This is still my favorite Robert Lowell poem. It is certainly not his best, nor his most famous. I like it precisely for its sentimentality--the reading of it always ignites in me a desire to be loved like that. One of the things I like about Lowell's poetry generally, especially in Life Studies, is its attention to the particulars of the America contemporaneous with his own life--the details, the things. There's a sense of mis-en-scene in Lowell that you get with few other poets. You are placed in a now historical world, replete with all of its things, all of its props. In one poem in Life Studies, which I am too tired to look up right now, there is a reference to a certain kind of door knob. In this poem, the last in For Lizzie and Harriet, the "prop" detail are the coins produced before LBJ. I need to read Histories.

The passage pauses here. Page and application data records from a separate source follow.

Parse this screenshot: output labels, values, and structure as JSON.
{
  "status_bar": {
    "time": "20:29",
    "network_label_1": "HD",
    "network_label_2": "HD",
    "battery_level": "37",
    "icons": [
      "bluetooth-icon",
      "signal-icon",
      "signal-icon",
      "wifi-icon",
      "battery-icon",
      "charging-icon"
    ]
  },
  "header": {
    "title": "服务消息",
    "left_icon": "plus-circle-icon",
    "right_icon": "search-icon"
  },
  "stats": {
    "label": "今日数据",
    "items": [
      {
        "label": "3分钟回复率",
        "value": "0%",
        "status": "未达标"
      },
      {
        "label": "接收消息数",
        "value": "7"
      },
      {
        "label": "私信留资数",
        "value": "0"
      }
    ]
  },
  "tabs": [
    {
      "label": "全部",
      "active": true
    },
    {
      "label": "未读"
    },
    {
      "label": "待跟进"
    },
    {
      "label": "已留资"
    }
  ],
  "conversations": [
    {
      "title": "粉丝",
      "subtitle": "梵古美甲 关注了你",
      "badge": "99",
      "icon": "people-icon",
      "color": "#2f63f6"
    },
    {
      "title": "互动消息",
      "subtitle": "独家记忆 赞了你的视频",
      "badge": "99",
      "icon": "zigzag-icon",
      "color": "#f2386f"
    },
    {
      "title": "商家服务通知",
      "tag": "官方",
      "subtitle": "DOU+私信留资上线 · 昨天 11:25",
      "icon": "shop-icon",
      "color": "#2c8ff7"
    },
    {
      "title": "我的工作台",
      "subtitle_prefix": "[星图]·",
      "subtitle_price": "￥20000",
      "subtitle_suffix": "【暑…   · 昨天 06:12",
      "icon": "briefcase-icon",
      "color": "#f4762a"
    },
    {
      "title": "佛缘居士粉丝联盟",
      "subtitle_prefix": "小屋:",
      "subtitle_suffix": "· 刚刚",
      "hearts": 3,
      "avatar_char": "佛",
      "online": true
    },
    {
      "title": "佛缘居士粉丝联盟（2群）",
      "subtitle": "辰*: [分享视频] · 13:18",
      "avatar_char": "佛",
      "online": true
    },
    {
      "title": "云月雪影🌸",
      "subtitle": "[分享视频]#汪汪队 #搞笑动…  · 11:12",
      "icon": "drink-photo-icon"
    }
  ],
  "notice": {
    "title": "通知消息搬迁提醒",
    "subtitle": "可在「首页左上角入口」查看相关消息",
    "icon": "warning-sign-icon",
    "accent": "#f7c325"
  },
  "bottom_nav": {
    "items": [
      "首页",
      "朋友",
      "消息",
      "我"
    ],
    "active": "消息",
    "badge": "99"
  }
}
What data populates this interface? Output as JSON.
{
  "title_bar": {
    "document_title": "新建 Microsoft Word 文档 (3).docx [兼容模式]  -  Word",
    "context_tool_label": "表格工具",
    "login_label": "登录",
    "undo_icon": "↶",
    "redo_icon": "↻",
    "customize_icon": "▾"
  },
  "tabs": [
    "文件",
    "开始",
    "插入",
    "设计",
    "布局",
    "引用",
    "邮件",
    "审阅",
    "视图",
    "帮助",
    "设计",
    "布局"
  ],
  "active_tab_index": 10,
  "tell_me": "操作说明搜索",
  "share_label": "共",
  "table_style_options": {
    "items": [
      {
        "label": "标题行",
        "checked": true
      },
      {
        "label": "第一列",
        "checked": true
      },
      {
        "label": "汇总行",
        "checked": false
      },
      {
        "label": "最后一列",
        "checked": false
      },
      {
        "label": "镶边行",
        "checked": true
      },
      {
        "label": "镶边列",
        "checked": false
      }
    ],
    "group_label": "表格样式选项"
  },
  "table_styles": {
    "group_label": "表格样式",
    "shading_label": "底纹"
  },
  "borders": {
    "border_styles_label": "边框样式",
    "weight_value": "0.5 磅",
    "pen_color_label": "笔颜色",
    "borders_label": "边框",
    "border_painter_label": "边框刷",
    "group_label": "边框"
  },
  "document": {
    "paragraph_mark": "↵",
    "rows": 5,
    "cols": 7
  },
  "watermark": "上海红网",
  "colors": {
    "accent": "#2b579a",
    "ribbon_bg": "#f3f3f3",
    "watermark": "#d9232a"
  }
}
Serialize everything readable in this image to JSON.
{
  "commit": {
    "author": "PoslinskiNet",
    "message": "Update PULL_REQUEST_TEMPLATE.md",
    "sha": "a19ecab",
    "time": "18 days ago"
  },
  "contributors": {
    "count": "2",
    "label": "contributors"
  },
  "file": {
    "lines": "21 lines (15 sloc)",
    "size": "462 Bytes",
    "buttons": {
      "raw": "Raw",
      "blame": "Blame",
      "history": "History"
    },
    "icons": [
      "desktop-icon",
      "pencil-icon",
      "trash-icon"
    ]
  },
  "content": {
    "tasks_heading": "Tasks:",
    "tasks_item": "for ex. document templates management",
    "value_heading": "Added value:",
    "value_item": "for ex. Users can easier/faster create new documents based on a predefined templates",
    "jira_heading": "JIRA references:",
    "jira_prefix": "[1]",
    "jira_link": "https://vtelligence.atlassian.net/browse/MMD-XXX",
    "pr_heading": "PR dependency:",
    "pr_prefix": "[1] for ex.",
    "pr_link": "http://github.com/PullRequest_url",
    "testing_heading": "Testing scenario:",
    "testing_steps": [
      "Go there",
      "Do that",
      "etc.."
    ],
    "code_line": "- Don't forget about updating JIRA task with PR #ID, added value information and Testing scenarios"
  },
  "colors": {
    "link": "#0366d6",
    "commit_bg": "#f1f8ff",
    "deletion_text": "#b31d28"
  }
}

Our love will not come back on fortune's wheel--
in the end it gets us, though a man know what he'd have:
old cars, old money, old undebased pre-Lyndon
silver, no copper rubbing through . . . old wives;
I could live such a too long time with mine.
In the end, every hypochondriac is his own prophet.
Before the final coming to rest, comes the rest
of all transcendence in a mode of being, hushing
all becoming. I'm for and with myself in my otherness,
in the eternal return of earth's fairer children,
the lily, the rose, the sun on brick at dusk,
the loved, the lover, and their fear of life,
their unconquered flux, insensate oneness, painful "It was . . ."
After loving you so much, can I forget
you for eternity, and have no other choice?